congress and tax law
congress and tax law

Have you done your due diligence?

Read the Article

Under rules dating back to 1997, tax return preparers have been required to comply with special due diligence requirements when preparing returns claiming the earned income credit (EIC). However, in recent years, the due diligence requirements have expanded to other tax claims.

Starting in 2016, the Protecting Americans From Tax Hikes (PATH) Act added returns claiming the child tax credit (CTC) or American Opportunity education tax credit (AOTC) to the due diligence requirements. And, beginning with 2018 returns, the 2017 Tax Cuts and Jobs Act further expanded the due diligence requirements to returns claiming head of household (HOH) tax status. In addition, the Tax Cuts and Jobs Act expanded the CTC to include an additional child tax credit (ACTC) and credit for other dependents (ODC) who do not qualify for the regular credit, which is also subject to the due diligence requirements. The IRS has issued final regulations that reflect the expanded due diligence requirements [Treas. Reg. Sec. 1.6695-2].

Key Point: Guidance on the IRS website makes it clear that not meeting your due diligence requirements can have tough consequences for you, your firm, and your client (Consequence of Not Meeting Your Due Diligence Requirements, 12/29/2020).

Basic rules: A paid tax return preparer must complete Form 8867, Paid Preparer’s Due Diligence Checklist, for each return subject to the due diligence requirements. Form 8867 must be submitted with the taxpayer’s return. However, checking off boxes is not enough to satisfy the due diligence requirements.

Knowledge. The tax return preparer’s completion of Form 8867 must be based on information provided by the taxpayer, or otherwise reasonably obtained or known by the preparer. Moreover, the preparer must not know, or have reason to know, that any information used in determining the taxpayer’s eligibility to file as head of household or in determining the taxpayer’s eligibility for, or the amount of, any credit claimed on the return is incorrect.

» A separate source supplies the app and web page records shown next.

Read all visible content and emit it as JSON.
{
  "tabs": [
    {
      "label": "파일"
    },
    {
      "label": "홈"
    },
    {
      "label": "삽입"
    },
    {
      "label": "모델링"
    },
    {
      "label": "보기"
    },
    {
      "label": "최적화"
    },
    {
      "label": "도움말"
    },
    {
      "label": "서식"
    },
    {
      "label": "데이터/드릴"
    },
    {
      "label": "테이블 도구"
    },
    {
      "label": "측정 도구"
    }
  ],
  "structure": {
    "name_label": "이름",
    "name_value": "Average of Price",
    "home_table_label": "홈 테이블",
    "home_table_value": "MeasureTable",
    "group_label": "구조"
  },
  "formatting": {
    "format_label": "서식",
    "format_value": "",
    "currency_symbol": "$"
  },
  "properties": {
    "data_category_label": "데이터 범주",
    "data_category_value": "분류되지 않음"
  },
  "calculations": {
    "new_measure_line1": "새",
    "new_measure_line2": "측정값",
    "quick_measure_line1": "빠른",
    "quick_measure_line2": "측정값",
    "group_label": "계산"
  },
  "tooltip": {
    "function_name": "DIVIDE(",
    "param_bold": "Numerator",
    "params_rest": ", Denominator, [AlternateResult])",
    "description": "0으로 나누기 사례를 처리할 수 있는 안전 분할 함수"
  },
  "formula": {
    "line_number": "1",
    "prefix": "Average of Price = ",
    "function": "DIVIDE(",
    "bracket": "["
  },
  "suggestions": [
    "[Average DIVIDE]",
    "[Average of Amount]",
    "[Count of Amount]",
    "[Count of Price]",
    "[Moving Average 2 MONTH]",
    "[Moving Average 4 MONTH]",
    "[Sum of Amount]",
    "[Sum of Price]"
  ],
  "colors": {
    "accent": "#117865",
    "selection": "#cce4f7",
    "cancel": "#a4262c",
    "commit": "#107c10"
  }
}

Records. A tax return preparer must retain a copy of the completed Form 8867 and supporting records, including copies of documents provided by the taxpayer; a record of how, when, and from whom the information used to complete Form 8867 was obtained; and record of any additional questions asked of the taxpayer and the taxpayer’s answers. As a general rule, these records must be retained for three years from the later of the return due date or the date the return was filed.

The high cost of noncompliance. Failure to comply with the due diligence requirements can be costly—for you, your firm, and your client.

The preparer penalty for noncompliance is $500 per failure adjusted for inflation. The inflation-adjusted penalty amount for 2021 returns filed in 2022 is $545 per failure [Rev. Proc. 2020-45]. What’s more, a separate penalty applies for each claim on a return for which the due diligence requirements are not met [IRC Sec. 6695(g)]. So, for example, if a preparer files a head of household return for 2021 claiming the EITC, child tax credits, and an AOTC education credit without meeting the due diligence requirements, the potential penalty could be as high as $2,180.

The IRS can also assess separate penalties against a preparer’s firm if management knew of or participated in failure to comply with the due diligence requirements. Separate penalties can also be assessed if the firm failed to establish proper procedures to ensure compliance with the due diligence requirements or disregarded those procedures [Treas. Reg. Sec. 1.6695-2(c)].

The IRS guidance makes it clear that a preparer who fails to comply with the due diligence requirements can also face other consequences, including:

  • Other civil return preparer.
  • Suspension or expulsion from IRS e-file.
  • Disciplinary action by the IRS Office of Professional Responsibility.
  • An injunction barring the preparation of tax returns.
  • Criminal penalties for filing false returns.

Key exception: On the other hand, a due diligence slip up may be excused if a preparer has adequate compliance systems in place. The penalty will not apply to a particular return if the tax return preparer can show that, considering all the facts and circumstances, the preparer’s normal office procedures are reasonably designed and routinely followed to ensure compliance with the due diligence requirements, and the failure to comply was isolated and inadvertent [Treas. Reg. Sec. 1.6695 (d)].

Failure to meet the due diligence requirements will also have adverse consequences for clients. If the IRS denies HOH filing status or credits claimed on the return, the client must pay back any amount refunded in error plus any additional assessment. In addition, the client will have to file Form 8862, Information to Claim Certain Credits After Disallowance, to renew any credit claims.

The consequences will be more severe if the client’s credit claims were reckless or fraudulent. A client can be banned from claiming the credits for two years if the improper credit claims were due to reckless or intentional disregard of the rules, or for 10 years if the credit claims were fraudulent [IRC  Sec. 24(g), 25A(b), 32(k)].

Editor’s note: This article was originally published on Feb. 5, 2020, and republished with all new content on Feb. 23, 2022. Check out the Intuit® Tax Pro Center’s variety of articles on compliance and IRS matters.

Comments are closed.